With just one earnings, solitary individuals might have a difficult time affording a property therefore the home loan that goes along with it. Solitary women, nonetheless, are rendering it take place alot more usually than solitary males.
Solitary women can be buying two times as numerous domiciles as single men — accounting for 18 per cent of domiciles bought year that is last vs. 7 per cent by solitary guys, relating to a report by the nationwide Association of Realtors. Solitary women additionally buy higher priced domiciles than their male counterparts, by having a typical value of $185,000 in comparison to $175,000 for guys.
Married people constitute 65 per cent of most true house product product sales, almost certainly since they have twin incomes. Also unmarried partners account to get more house product product sales than solitary guys, at 8 % in 2017.
What do single females understand that guys don’t? Or at the least solitary guys? Exactly why are solitary females buying domiciles twice just as much as solitary guys? Below are a few feasible explanations:
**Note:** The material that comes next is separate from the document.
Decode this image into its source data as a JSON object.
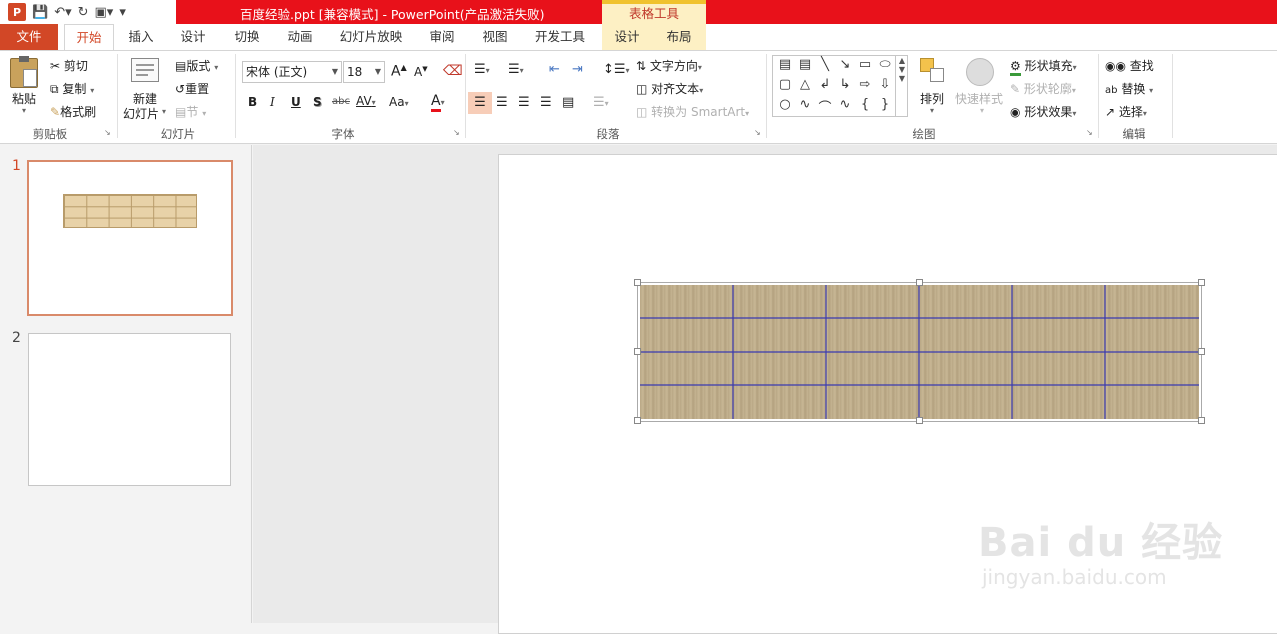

Sick and tired of spending lease
Deciding if it generates more monetary feeling to purchase a property vs. renting is really a calculation numerous tenants make ultimately. Solitary females simply ensure it is more frequently than solitary males, partly since they look at benefits in having home and building equity.
Katelyn Martin, 25, a living that is healthy at the YMCA in Colorado Springs, Colo., claims one explanation she bought an apartment for $140,000 to ensure that she could build equity rather than maybe not gaining any as being a tenant.
Her boyfriend, who was simplyn’t assisting to purchase the house, had been along with her during much of the property buying procedure, and many individuals assumed these were purchasing as a few, Martin claims. But her early age had been a larger shock to people when told she ended up being purchasing her very first house.
“I think everyone was amazed that I happened to be making that choice,” she says. “But I wasn’t amazed to actually choose to start making my cash work with me personally.”
A mortgage ended up being only a little cheaper than her lease will have been for a home that is similar-sized Martin states.
“I’m able to manage the home loan,” she claims. “I happened to be likely to be having to pay the lease without any help, why maybe not spend the home loan myself.”
maybe Not waiting around for wedding
Building equity ended up being additionally very important to Hilary Reiter, 42, a homeowner that is single Park City, Utah, and owner of Redhead advertising & PR. And she didn’t desire to watch for a guy to assist her pay for a house.
“i really couldn’t keep waiting to own someone or even a spouse to create my equity,” Reiter claims.
Single women in eight states were dower rights are nevertheless legislation might have difficulties offering their property when they get hitched. Dower rules offer a partner a full life property desire for the home owned by one other partner any moment throughout the wedding — meaning the spouse of a lady whom purchased https://ukrainianbrides.us/latin-brides a property by herself whenever solitary will have to signal their approval associated with purchase.
Amy Shropshire, 38, an advertising consultant at her firm CASK Communications in Groveport, Ohio, whom purchased a house as being a solitary girl a 12 months ago, claims she learned all about this law inside her state while using a course about real estate.
The guidelines were initially enacted to guarantee widows that are surviving some percentage of their husband’s estate, frequently between a 3rd . 5. Dower legal rights are based on a typical law comprehending that a guy is required to help their partner.
Shropshire claims what the law states in Ohio dissuades her “a little” from getting married being a solamente home owner, and that it might be an issue she’d need to explore by having a spouse that is potential. One choice may be to market her home whenever solitary, then purchase another true house jointly as a few, she claims.
That legislation apart, Shropshire she purchased her home since it made monetary feeling in numerous means. It’s a great investment her to diversify her investments, and the $760 monthly mortgage, which includes taxes and insurance, is a much better deal than the $900 monthly rent she was paying that she may turn into a rental property at some point, allowed.
“A big section of it absolutely was this can be my next investment step,” she claims.
Growing roots a concern
After residing 85 miles from her moms and dads being a tenant for 5 years, Shropshire states she wished to come back to her hometown and get nearer to relatives and buddies.
She relocated back along with her moms and dads while to locate a house to purchase, which took her a year . 5 she and her real estate agent thought they were worth, Shropshire says as she kept getting outbid on homes or found homes that were priced too high for what.
Solitary women may be less worried also about needing to relocate for work than single guys are. Martin, that has a constant work in Colorado, states she could most likely find an identical task an additional town if she had to. She claims she intends to remain in her house at the very least three to five years, but could rent it down if she had to.
“I’m at a spot within my life where i truly enjoy my task and I also wished to awhile be here for,” Martin says. “It felt incorrect to be a renter.”
For Reiter, whom purchased her house couple of years ago, buying a property that cost her very nearly increase her rent that is monthly still her to go ten minutes outside Park City, Utah up to a bed room community.
“The biggest sacrifice we made had been making city rather than having every thing inside my home,” claims Reiter, including that being truly a homeowner will probably be worth the tradeoff.